(Task description) Find the lines holding the string "vdvd" in the data, then copy all of them.
[Source material Boundary: Start]
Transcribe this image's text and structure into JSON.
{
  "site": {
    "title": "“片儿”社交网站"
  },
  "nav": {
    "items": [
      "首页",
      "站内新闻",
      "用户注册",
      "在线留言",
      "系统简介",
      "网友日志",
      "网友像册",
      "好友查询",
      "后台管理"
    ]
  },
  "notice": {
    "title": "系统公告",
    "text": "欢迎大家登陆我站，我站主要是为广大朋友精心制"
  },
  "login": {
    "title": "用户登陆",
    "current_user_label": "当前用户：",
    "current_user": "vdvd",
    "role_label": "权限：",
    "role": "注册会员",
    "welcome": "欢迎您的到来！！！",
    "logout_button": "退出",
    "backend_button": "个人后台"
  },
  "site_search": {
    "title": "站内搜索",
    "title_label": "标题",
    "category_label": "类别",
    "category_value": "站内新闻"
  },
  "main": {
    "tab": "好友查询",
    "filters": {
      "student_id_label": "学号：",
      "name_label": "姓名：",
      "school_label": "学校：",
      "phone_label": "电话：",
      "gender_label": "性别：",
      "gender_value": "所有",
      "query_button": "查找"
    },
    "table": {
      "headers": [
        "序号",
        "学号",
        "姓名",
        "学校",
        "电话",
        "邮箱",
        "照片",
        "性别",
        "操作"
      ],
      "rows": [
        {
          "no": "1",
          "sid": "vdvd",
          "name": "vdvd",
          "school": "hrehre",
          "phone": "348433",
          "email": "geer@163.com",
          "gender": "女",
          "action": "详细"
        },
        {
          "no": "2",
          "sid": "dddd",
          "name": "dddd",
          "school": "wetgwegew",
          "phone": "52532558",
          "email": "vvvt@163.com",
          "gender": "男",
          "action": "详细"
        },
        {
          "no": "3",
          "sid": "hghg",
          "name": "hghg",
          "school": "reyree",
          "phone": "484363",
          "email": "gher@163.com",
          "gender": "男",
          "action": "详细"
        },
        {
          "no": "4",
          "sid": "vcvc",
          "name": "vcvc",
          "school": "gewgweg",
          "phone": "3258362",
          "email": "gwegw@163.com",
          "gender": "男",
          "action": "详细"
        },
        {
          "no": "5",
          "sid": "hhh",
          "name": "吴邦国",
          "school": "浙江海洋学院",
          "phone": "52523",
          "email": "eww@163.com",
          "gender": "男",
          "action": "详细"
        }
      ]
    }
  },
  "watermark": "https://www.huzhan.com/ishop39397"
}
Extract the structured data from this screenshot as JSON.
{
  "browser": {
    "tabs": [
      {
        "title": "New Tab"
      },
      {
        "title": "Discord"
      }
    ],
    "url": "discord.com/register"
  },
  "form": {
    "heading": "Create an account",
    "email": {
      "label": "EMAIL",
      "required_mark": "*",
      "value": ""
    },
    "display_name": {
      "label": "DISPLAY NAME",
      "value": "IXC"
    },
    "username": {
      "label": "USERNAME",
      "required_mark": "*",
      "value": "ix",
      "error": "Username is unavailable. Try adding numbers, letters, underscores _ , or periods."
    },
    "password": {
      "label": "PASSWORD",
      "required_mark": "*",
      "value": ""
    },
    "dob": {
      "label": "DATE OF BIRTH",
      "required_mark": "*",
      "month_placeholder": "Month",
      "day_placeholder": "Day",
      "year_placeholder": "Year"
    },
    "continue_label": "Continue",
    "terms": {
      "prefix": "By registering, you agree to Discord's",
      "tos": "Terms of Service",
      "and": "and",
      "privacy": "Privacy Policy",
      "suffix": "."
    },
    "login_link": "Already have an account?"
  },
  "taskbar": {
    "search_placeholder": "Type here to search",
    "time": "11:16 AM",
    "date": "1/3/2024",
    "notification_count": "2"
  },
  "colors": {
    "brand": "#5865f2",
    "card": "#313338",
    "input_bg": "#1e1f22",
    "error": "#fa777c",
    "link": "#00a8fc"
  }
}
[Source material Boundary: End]
(Answer to this task)
    "current_user": "vdvd",
          "sid": "vdvd",
          "name": "vdvd",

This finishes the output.